Shortest Path - Floyd-Warshall

Shortest Path Problem

graph.png

In graph theory, the shortest path problem is the problem of finding a path between two vertices (or nodes) in a graph such that the sum of the weights of its constituent edges is minimized.

Reference Shortest Path Problem (wiki)

Floyd-Warshall Algorithm

The Floyd-Warshall algorithm compares all possible paths through the graph between each pair of vertices. Algorithm has a nice recursive definition for calculating the shortest path between two vertices: Floyd-Warshall.

To find a path from i to j the algorithm will test between the direct path {[i,..,j]} using vertices {1..k} as intermediate points along the way and using a step k+1: {[i,..,k+1],[k+1,..,j]}. Recursive base case k=0 is the edge [i,j].

Normally in applications, the shortest path reconstruction is also required. In wiki page there is a slight modification in the algorithm: When a new shortest path is found, the matrix containing the paths is updated. This method won't fit directly in the functional programming paradigm. I had some problems to design path reconstruction function and I ended up with a solutions which calls shortest function recursively and I found this solution quite hard to read. Anyway, it solves the desired problem and could be improved using memoization.

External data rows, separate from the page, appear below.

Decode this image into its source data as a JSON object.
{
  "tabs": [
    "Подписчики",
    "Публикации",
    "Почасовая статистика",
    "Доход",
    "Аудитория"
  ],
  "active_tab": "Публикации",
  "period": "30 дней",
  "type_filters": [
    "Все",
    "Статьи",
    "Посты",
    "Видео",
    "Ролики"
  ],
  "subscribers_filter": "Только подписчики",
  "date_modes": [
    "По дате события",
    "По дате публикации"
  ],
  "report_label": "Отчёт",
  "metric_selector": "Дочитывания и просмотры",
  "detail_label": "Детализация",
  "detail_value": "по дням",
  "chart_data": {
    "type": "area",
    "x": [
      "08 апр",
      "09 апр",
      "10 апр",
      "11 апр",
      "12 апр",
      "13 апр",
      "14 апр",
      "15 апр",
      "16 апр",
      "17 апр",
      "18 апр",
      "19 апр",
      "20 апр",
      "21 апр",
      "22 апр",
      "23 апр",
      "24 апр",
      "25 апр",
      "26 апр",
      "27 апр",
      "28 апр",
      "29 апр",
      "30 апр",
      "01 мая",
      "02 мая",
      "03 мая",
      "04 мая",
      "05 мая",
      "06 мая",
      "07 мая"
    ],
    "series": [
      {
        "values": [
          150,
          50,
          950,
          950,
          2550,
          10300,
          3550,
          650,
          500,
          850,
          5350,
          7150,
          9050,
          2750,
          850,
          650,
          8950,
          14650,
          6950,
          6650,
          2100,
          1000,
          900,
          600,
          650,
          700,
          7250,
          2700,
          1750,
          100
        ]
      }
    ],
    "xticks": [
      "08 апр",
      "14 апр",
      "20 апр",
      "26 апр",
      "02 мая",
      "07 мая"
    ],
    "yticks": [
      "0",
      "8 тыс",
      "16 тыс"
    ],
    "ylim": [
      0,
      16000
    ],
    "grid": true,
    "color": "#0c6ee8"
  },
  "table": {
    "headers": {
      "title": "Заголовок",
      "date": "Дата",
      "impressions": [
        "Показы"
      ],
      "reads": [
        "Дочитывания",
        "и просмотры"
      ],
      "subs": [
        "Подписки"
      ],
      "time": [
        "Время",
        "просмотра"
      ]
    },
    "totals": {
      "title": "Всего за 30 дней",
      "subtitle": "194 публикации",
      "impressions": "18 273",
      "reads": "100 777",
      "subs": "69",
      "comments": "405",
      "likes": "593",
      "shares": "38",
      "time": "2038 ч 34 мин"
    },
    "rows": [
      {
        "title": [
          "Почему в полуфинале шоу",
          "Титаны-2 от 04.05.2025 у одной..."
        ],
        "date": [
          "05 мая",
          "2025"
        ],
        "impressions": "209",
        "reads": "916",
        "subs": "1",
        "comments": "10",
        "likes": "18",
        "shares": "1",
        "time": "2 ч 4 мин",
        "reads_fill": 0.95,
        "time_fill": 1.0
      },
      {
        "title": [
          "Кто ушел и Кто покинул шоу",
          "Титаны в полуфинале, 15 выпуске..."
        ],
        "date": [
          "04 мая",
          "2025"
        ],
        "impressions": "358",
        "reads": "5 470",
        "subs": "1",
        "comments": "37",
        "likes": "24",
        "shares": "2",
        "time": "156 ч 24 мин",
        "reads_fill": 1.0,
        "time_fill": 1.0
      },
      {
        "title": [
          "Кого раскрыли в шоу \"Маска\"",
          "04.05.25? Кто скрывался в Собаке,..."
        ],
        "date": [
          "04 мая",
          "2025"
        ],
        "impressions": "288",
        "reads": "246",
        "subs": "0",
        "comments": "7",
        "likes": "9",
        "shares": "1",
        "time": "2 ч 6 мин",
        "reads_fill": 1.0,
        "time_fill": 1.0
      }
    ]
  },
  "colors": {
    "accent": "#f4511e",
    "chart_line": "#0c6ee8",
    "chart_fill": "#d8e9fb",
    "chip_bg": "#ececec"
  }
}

Solution

{-# START_FILE Floyd.hs #-}
module Floyd (floyd_warshall) where

floyd_warshall start end graph = (dist, [start] ++ route ++ [end])
  where dist  = shortest (start, end, length graph) graph
        route = path (start, end, length graph) graph
        
-- Calculates the value of shortest route
shortest (i,j,0) g = g !! (i-1) !! (j-1) -- Transition value from graph
shortest (i,j,k) g = min (shortest (i,j,k-1) g) $
                         (shortest (i,k,k-1) g) + (shortest (k,j,k-1) g)

-- Reconstructs the shortest path
path (i,j,0) _ = []
path (i,j,k) g
  | direct < step =  path(i,j,k-1) g
  | otherwise     = (path(i,k,k-1) g) ++ [k] ++ (path(k,j,k-1) g)
  where direct =  shortest (i,j,k-1) g
        step   = (shortest (i,k,k-1) g) + (shortest (k,j,k-1) g)


{-# START_FILE Main.hs #-}
import Data.List (transpose)
import Floyd

main = do
  -- show Example problem
  contents <- readFile "graph.txt"
  let graph = readGraph contents

  output $ floyd_warshall 1 8 graph
  -- /show

output x = do
  putStrLn $ "(Length, [nodes])"
  putStrLn $ show x

readGraph = transpose . str2int . map words . lines
str2int = map.map $ zero2inf . fromIntegral . (\xs -> read xs :: Int)
zero2inf x = if x == 0 then 1/0 else x
 
{-# START_FILE graph.txt #-}
0  0  0  0  0  0  0  0
8  0  0  0  0  0  0  0
15 13 0  0  0  0  0  0
9  0  0  0  0  0  0  0
0  0  6 13  0  0  0  0
0  0  0  0  7  0  9  0
0  0  5  0  0  0  0  0
0  0  0  0  0  4  18 0

Memoization

Solution above will actually use much more computation and memory than is needed. It's the first working version and I hope I'll have time to improve it. The first improvement for this algorithm would be implementing memoization. This technique allows to use already calculated values.

Complexity

The algorithm requires three iterations through vertices (paths between each i and j and steps 1..k), thus O(V^3).